Last weekend, I headed over to the High Line to see some sunny aerial views and sculptures on a beautiful Saturday in the city. The “High Line” is a 1.6 km elevated public walking path built upon the former elevated New York Central Railroad tracks, or West Side Line. The High Line was redesigned as an aerial path and “hang” space, along which you can find tourists, photographers, sculptures, tanorexics, other art installations, live music, clowns, dogs and even small children. It was inspired by a similar project in Paris, called “La coulée verte”.
New York City’s own project was proposed in 1999 by the non-profit Friends of The High Line and supported by Mayor Bloomberg. Eventually, construction took way in 2006, with a team including architects Diller Scaffidio & Renfro, and major backers include esteemed fashion designer Diane von Furstenburg and hotel developer Andre Balazs, (Chateau Marmont, Standard Hotel). Upon entering and throughout, the High Line is quite impressive. I felt as though I was floating high above the typical noise; I was surrounded by an oasis of beautiful plants, shrubbery, gardens and cityscapes.
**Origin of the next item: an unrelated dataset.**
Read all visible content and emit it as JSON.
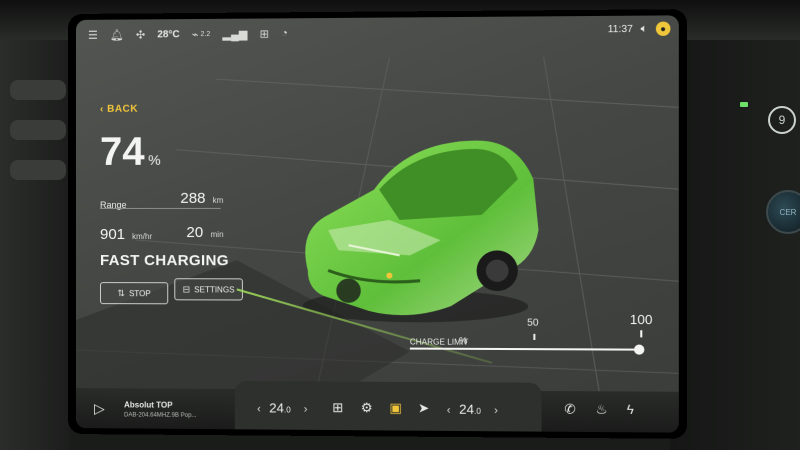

It all seemed juxtaposed carefully against the backdrop of concrete, factories, steel and sky.
Renewal. A theme not only for the city but for the spring. It felt good to be out and about, viewing the city for what it is. Colossal, surprising, layered, promisingly creative, undeniably industrial. It was then and there I remembered the possibility for human improvement, as evident in the High Line. Striving toward making a better environment for a city full of people tired from the concrete and the underground. The High Line is a breath of fresh air, a public escape from the cliches of other city parks, a space more free than the Metropolitan Museum of Art. The High Line carved itself a niche in modern dwelling; making one city’s trash the same city’s treasure. Take a walk over and enjoy, slowly.